The salmonella strain that has sickened more than 1,000 people nationally is the source of a Clark County woman’s illness, Southern Nevada Health District officials announced Thursday.
The woman’s illness did not require her hospitalization, said Brian Labus, senior epidemiologist with the district.
“As far as we know, she contracted the disease in Nevada. We just don’t know what the source is,” Labus said. “We really don’t have a way of determining the source. That’s the reason for the investigation.”
The federal Centers for Disease Control and Prevention have linked the Salmonella Saintpaul outbreak, which spans 41 states, to contaminated tomatoes. Federal health officials say the bacteria also may have come from serrano and jalapeño peppers and fresh cilantro.

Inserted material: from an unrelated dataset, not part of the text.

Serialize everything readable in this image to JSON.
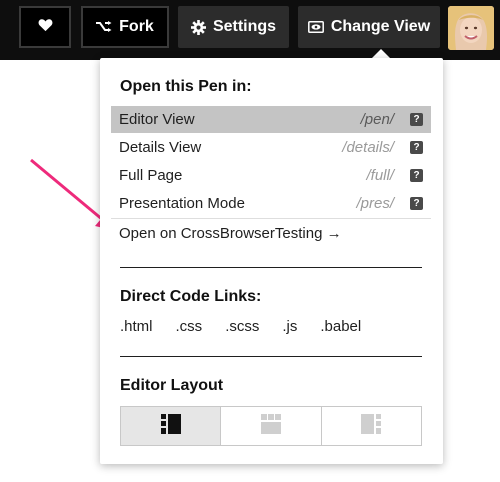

According to the CDC, illnesses arose between April 10 and June 26.
“This has gone on longer and has been more complicated than anything I’ve worked on at FDA,” David Acheson, the Food and Drug Administration’s food safety chief, said Thursday.
Eleven salmonella cases in Nevada have been linked to the outbreak through genetic testing, said Dr. Ihsan Azzam, the state’s epidemiologist. Two of the individuals are from rural Nevada — Lyon and Douglas counties — and eight are from Washoe County, he said, in addition to the Clark County case.
One person has been hospitalized and is doing well, he said.
Azzam said most of the 10 infected people outside Clark County had not traveled outside Nevada, meaning they contracted the disease in the state. However, he said, “they may have eaten something that was imported into Nevada. That’s the difficulty in determining a source.”
Salmonella is bacteria found in the intestinal tracts of humans and animals. It is typically transmitted when people eat foods such as fruits, uncooked vegetables, chicken, eggs, raw milk and beef that have been contaminated.
Those infected can develop symptoms such as diarrhea, fever and abdominal cramps 12 to 72 hours after exposure. The illness typically lasts four to seven days, and most people recover without treatment.
Not everyone who contracts the disease gets sick, but they can become a source of infection, health officials said.
Salmonella illnesses are frequent in Nevada, health officials said. The Southern Nevada Health District alone receives reports of more than 100 cases a year, Labus said.
“For each salmonella case we learn of, there are tens of cases which we don’t know about,” Azzam said. “But not all people who get sick make it to a doctor and get tested. And not all of the people who go to the doctor and get tested get reported to the state.”
Doctors are required under Nevada law to report salmonella cases to health officials.
Frequent hand washing can prevent the spread of salmonella. “That is really the issue, the essentials of personal hygiene,” Azzam said.
And the government is advising to continue avoiding certain raw tomatoes — red round, plum and Roma — unless they were grown in areas cleared of suspicion by the FDA.
In addition, people at highest risk of severe illness from salmonella should not eat raw jalapeño and serrano peppers, the CDC said. The most vulnerable are the elderly, people with weak immune systems and infants. Serranos are on the list because they’re hard to distinguish from jalapeños.
The Associated Press contributed to this report. Contact reporter Annette Wells at email@example.com or 702-383-0283.